Brief: Go through the lines below and copy each one that holds the string "JSON".

App and web page records
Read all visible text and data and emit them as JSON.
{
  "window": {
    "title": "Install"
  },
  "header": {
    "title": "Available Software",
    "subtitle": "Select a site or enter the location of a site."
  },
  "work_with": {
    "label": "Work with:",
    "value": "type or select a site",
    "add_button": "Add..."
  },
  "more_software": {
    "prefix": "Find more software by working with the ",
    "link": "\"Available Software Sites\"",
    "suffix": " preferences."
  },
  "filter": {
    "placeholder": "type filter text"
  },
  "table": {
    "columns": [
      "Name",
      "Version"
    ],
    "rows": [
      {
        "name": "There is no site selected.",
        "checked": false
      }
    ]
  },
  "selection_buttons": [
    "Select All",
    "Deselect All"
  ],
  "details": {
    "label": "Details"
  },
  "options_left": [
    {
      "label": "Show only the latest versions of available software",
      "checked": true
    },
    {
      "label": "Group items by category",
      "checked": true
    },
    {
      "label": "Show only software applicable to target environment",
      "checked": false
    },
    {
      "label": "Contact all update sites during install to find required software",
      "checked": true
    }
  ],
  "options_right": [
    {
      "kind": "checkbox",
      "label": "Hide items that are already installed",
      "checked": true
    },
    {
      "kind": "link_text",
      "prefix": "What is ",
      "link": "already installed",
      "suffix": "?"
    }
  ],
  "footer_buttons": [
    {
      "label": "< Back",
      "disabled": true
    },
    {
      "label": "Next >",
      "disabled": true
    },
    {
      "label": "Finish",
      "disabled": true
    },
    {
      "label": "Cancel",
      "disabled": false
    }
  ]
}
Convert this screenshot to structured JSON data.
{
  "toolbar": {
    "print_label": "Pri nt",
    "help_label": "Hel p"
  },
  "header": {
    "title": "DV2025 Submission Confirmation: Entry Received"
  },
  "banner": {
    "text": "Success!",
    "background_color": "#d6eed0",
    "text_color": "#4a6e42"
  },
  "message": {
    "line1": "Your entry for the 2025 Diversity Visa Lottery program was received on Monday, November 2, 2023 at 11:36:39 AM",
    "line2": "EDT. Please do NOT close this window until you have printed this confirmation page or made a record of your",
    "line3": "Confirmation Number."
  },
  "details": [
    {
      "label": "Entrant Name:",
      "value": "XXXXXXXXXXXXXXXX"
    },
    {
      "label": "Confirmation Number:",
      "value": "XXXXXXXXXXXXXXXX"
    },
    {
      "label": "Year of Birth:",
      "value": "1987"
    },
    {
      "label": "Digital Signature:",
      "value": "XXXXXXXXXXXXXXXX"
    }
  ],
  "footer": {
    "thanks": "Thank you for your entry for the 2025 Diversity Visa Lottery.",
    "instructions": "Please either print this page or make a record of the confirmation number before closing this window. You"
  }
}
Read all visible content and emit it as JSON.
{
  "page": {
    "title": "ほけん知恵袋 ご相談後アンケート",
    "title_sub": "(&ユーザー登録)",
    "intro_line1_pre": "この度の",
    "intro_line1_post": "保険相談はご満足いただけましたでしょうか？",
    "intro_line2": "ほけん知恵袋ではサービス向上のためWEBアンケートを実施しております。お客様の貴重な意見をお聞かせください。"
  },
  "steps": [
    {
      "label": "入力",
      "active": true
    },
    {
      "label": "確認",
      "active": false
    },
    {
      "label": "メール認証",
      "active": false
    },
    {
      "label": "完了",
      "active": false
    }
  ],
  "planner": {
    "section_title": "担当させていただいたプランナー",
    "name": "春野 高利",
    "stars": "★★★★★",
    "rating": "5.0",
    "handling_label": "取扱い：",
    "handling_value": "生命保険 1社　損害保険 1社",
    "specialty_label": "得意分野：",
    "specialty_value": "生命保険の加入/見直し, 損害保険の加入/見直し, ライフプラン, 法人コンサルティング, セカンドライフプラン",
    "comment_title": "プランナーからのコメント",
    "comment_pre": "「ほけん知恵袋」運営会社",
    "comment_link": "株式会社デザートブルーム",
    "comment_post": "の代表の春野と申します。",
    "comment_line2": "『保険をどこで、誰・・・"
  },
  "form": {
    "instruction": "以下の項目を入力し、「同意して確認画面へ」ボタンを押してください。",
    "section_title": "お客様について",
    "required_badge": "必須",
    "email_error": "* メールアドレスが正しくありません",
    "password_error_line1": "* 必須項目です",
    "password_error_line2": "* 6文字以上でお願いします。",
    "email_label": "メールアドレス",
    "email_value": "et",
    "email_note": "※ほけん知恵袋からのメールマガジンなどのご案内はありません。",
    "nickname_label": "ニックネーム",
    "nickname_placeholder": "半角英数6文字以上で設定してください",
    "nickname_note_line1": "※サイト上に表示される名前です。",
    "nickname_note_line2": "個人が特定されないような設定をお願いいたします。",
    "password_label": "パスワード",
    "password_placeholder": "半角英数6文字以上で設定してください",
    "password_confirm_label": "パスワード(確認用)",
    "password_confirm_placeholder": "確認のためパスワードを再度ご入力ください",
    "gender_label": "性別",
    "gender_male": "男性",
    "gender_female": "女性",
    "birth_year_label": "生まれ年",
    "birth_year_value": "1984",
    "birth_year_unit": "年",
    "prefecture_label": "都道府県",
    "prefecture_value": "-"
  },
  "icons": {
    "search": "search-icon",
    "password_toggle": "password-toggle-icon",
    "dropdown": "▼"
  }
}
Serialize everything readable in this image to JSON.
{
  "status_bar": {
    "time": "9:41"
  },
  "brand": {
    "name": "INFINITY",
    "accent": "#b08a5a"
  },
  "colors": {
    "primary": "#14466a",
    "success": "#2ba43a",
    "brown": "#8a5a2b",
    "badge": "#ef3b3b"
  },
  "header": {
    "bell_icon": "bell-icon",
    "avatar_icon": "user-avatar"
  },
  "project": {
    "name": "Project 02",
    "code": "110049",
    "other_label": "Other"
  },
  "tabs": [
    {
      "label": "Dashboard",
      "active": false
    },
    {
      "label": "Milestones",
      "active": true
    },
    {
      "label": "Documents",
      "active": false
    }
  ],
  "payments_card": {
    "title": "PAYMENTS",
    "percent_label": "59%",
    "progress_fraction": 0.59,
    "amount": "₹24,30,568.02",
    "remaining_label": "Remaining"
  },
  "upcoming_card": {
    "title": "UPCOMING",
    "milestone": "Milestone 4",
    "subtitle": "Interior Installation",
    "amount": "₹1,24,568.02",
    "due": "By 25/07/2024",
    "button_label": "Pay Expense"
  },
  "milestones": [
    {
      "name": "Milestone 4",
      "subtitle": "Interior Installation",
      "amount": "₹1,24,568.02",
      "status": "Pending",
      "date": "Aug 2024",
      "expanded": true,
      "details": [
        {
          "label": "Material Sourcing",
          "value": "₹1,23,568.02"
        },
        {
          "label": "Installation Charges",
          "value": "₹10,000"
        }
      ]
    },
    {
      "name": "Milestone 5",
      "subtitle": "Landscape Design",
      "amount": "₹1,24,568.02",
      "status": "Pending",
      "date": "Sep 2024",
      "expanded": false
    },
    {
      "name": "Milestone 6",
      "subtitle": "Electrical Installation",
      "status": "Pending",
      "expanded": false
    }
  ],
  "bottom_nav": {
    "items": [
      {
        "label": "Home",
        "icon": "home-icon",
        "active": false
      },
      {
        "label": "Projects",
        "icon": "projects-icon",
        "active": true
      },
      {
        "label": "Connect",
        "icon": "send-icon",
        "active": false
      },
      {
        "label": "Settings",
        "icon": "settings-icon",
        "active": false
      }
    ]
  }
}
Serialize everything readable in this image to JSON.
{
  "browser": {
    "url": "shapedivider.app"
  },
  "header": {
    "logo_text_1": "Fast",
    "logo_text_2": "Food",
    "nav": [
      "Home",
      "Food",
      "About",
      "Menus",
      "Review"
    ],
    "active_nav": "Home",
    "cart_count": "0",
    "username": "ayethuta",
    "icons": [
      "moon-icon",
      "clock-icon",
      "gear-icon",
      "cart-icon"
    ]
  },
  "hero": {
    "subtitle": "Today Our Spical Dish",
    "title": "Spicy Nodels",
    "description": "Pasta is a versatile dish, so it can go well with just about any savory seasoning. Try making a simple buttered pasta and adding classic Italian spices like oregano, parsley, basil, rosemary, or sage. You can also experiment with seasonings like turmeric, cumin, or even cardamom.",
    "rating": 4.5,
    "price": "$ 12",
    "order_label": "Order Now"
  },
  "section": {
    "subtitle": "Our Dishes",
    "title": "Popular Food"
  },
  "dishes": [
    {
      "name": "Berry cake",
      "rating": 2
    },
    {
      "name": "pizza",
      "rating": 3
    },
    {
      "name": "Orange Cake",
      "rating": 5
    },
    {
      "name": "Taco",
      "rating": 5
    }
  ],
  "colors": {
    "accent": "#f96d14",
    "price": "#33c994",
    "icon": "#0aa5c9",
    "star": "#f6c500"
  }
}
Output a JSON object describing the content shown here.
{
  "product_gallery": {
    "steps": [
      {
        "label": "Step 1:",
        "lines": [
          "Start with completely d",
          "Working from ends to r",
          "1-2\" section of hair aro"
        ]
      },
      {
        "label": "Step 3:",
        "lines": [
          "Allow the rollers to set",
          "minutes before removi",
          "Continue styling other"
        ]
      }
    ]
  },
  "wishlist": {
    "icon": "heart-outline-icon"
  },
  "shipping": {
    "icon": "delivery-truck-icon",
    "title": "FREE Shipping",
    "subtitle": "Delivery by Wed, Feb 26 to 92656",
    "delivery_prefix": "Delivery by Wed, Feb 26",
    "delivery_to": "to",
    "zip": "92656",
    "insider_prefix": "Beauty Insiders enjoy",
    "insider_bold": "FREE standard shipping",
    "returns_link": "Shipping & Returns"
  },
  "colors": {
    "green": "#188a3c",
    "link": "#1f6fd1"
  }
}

Written solution:
Read all visible text and data and emit them as JSON.
Convert this screenshot to structured JSON data.
Read all visible content and emit it as JSON.
Serialize everything readable in this image to JSON.
Serialize everything readable in this image to JSON.
Output a JSON object describing the content shown here.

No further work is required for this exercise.